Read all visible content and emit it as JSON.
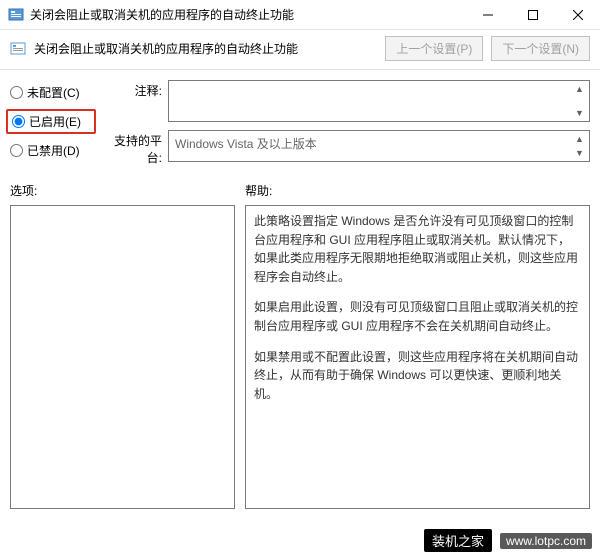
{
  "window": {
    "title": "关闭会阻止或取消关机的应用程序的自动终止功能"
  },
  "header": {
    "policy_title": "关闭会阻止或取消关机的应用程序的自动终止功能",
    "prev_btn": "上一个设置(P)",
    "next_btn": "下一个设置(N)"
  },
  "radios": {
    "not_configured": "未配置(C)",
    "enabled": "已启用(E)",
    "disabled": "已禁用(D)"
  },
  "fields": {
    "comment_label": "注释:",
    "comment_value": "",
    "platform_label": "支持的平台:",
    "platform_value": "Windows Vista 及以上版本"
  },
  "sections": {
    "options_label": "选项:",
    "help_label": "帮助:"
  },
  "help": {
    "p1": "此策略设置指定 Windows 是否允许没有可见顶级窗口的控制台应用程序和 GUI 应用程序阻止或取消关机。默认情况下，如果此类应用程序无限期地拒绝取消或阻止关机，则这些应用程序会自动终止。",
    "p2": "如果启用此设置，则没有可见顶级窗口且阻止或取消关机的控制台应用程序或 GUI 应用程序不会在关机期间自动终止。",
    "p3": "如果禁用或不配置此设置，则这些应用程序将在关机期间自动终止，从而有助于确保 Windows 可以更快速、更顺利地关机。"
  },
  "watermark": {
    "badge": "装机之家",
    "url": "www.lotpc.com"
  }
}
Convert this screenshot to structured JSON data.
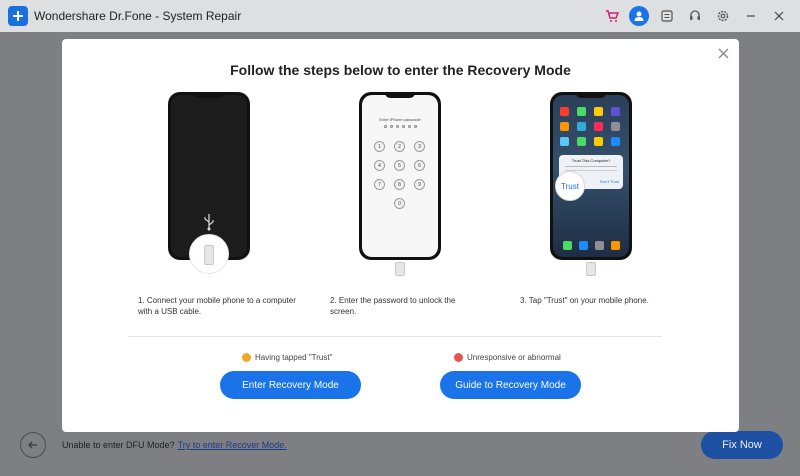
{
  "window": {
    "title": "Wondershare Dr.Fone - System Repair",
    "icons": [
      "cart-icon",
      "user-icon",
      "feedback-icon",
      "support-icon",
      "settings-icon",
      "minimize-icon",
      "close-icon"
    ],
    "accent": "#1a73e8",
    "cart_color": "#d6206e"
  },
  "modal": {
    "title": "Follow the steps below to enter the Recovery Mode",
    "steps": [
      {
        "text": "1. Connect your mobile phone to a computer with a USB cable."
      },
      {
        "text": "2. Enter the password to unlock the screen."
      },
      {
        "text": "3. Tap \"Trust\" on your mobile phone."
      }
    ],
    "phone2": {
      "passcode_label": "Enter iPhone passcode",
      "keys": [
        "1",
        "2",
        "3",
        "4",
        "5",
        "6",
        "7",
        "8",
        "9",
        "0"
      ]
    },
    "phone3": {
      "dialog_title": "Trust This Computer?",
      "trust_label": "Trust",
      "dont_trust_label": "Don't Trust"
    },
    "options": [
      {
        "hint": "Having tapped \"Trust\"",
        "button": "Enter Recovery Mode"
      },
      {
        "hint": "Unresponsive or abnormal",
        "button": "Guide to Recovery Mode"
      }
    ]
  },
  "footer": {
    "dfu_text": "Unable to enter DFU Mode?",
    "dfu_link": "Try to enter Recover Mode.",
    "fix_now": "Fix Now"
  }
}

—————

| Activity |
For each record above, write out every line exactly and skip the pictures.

| Written solution |
Read all visible content and emit it as JSON.
{
  "window": {
    "title": "关闭会阻止或取消关机的应用程序的自动终止功能"
  },
  "header": {
    "policy_title": "关闭会阻止或取消关机的应用程序的自动终止功能",
    "prev_btn": "上一个设置(P)",
    "next_btn": "下一个设置(N)"
  },
  "radios": {
    "not_configured": "未配置(C)",
    "enabled": "已启用(E)",
    "disabled": "已禁用(D)"
  },
  "fields": {
    "comment_label": "注释:",
    "comment_value": "",
    "platform_label": "支持的平台:",
    "platform_value": "Windows Vista 及以上版本"
  },
  "sections": {
    "options_label": "选项:",
    "help_label": "帮助:"
  },
  "help": {
    "p1": "此策略设置指定 Windows 是否允许没有可见顶级窗口的控制台应用程序和 GUI 应用程序阻止或取消关机。默认情况下，如果此类应用程序无限期地拒绝取消或阻止关机，则这些应用程序会自动终止。",
    "p2": "如果启用此设置，则没有可见顶级窗口且阻止或取消关机的控制台应用程序或 GUI 应用程序不会在关机期间自动终止。",
    "p3": "如果禁用或不配置此设置，则这些应用程序将在关机期间自动终止，从而有助于确保 Windows 可以更快速、更顺利地关机。"
  },
  "watermark": {
    "badge": "装机之家",
    "url": "www.lotpc.com"
  }
}
Convert this screenshot to structured JSON data.
{
  "window": {
    "title": "Wondershare Dr.Fone - System Repair",
    "icons": [
      "cart-icon",
      "user-icon",
      "feedback-icon",
      "support-icon",
      "settings-icon",
      "minimize-icon",
      "close-icon"
    ],
    "accent": "#1a73e8",
    "cart_color": "#d6206e"
  },
  "modal": {
    "title": "Follow the steps below to enter the Recovery Mode",
    "steps": [
      {
        "text": "1. Connect your mobile phone to a computer with a USB cable."
      },
      {
        "text": "2. Enter the password to unlock the screen."
      },
      {
        "text": "3. Tap \"Trust\" on your mobile phone."
      }
    ],
    "phone2": {
      "passcode_label": "Enter iPhone passcode",
      "keys": [
        "1",
        "2",
        "3",
        "4",
        "5",
        "6",
        "7",
        "8",
        "9",
        "0"
      ]
    },
    "phone3": {
      "dialog_title": "Trust This Computer?",
      "trust_label": "Trust",
      "dont_trust_label": "Don't Trust"
    },
    "options": [
      {
        "hint": "Having tapped \"Trust\"",
        "button": "Enter Recovery Mode"
      },
      {
        "hint": "Unresponsive or abnormal",
        "button": "Guide to Recovery Mode"
      }
    ]
  },
  "footer": {
    "dfu_text": "Unable to enter DFU Mode?",
    "dfu_link": "Try to enter Recover Mode.",
    "fix_now": "Fix Now"
  }
}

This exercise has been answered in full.